**Your objective**
Every record that follows must be set down word for word.
————
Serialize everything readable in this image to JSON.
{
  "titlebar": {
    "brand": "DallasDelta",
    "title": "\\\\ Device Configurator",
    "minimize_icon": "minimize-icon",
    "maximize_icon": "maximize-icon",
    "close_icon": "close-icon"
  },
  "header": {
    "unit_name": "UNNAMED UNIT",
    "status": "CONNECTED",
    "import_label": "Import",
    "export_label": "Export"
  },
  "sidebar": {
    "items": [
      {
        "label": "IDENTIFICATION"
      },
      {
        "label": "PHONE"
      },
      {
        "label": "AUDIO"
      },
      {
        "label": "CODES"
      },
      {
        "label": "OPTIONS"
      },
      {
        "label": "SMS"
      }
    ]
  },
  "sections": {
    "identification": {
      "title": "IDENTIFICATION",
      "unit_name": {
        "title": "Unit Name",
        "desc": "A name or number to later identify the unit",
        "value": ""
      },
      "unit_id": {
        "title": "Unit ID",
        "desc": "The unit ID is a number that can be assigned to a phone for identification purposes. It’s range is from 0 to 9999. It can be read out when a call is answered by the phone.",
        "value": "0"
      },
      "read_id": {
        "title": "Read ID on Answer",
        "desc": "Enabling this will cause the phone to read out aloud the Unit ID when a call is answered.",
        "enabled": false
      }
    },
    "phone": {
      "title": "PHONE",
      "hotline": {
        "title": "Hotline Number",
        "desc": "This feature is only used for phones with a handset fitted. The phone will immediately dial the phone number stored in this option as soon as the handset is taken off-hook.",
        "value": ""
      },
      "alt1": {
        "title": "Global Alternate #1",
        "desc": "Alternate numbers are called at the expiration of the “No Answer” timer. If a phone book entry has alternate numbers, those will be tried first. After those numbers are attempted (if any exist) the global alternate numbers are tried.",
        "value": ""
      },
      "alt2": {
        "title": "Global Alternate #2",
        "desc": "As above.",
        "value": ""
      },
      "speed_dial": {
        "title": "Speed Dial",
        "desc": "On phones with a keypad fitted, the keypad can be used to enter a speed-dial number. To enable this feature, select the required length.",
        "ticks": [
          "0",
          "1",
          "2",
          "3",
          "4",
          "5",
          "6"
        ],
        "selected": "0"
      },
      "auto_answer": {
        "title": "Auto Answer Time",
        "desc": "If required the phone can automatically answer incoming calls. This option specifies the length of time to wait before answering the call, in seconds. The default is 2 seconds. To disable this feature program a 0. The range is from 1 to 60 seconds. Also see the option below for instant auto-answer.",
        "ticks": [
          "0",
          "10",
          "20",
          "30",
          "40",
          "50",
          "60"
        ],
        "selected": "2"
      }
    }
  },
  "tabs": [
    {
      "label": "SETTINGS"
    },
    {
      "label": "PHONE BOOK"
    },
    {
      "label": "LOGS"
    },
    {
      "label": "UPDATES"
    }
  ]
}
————
**Output for this task**
Serialize everything readable in this image to JSON.
{
  "titlebar": {
    "brand": "DallasDelta",
    "title": "\\\\ Device Configurator",
    "minimize_icon": "minimize-icon",
    "maximize_icon": "maximize-icon",
    "close_icon": "close-icon"
  },
  "header": {
    "unit_name": "UNNAMED UNIT",
    "status": "CONNECTED",
    "import_label": "Import",
    "export_label": "Export"
  },
  "sidebar": {
    "items": [
      {
        "label": "IDENTIFICATION"
      },
      {
        "label": "PHONE"
      },
      {
        "label": "AUDIO"
      },
      {
        "label": "CODES"
      },
      {
        "label": "OPTIONS"
      },
      {
        "label": "SMS"
      }
    ]
  },
  "sections": {
    "identification": {
      "title": "IDENTIFICATION",
      "unit_name": {
        "title": "Unit Name",
        "desc": "A name or number to later identify the unit",
        "value": ""
      },
      "unit_id": {
        "title": "Unit ID",
        "desc": "The unit ID is a number that can be assigned to a phone for identification purposes. It’s range is from 0 to 9999. It can be read out when a call is answered by the phone.",
        "value": "0"
      },
      "read_id": {
        "title": "Read ID on Answer",
        "desc": "Enabling this will cause the phone to read out aloud the Unit ID when a call is answered.",
        "enabled": false
      }
    },
    "phone": {
      "title": "PHONE",
      "hotline": {
        "title": "Hotline Number",
        "desc": "This feature is only used for phones with a handset fitted. The phone will immediately dial the phone number stored in this option as soon as the handset is taken off-hook.",
        "value": ""
      },
      "alt1": {
        "title": "Global Alternate #1",
        "desc": "Alternate numbers are called at the expiration of the “No Answer” timer. If a phone book entry has alternate numbers, those will be tried first. After those numbers are attempted (if any exist) the global alternate numbers are tried.",
        "value": ""
      },
      "alt2": {
        "title": "Global Alternate #2",
        "desc": "As above.",
        "value": ""
      },
      "speed_dial": {
        "title": "Speed Dial",
        "desc": "On phones with a keypad fitted, the keypad can be used to enter a speed-dial number. To enable this feature, select the required length.",
        "ticks": [
          "0",
          "1",
          "2",
          "3",
          "4",
          "5",
          "6"
        ],
        "selected": "0"
      },
      "auto_answer": {
        "title": "Auto Answer Time",
        "desc": "If required the phone can automatically answer incoming calls. This option specifies the length of time to wait before answering the call, in seconds. The default is 2 seconds. To disable this feature program a 0. The range is from 1 to 60 seconds. Also see the option below for instant auto-answer.",
        "ticks": [
          "0",
          "10",
          "20",
          "30",
          "40",
          "50",
          "60"
        ],
        "selected": "2"
      }
    }
  },
  "tabs": [
    {
      "label": "SETTINGS"
    },
    {
      "label": "PHONE BOOK"
    },
    {
      "label": "LOGS"
    },
    {
      "label": "UPDATES"
    }
  ]
}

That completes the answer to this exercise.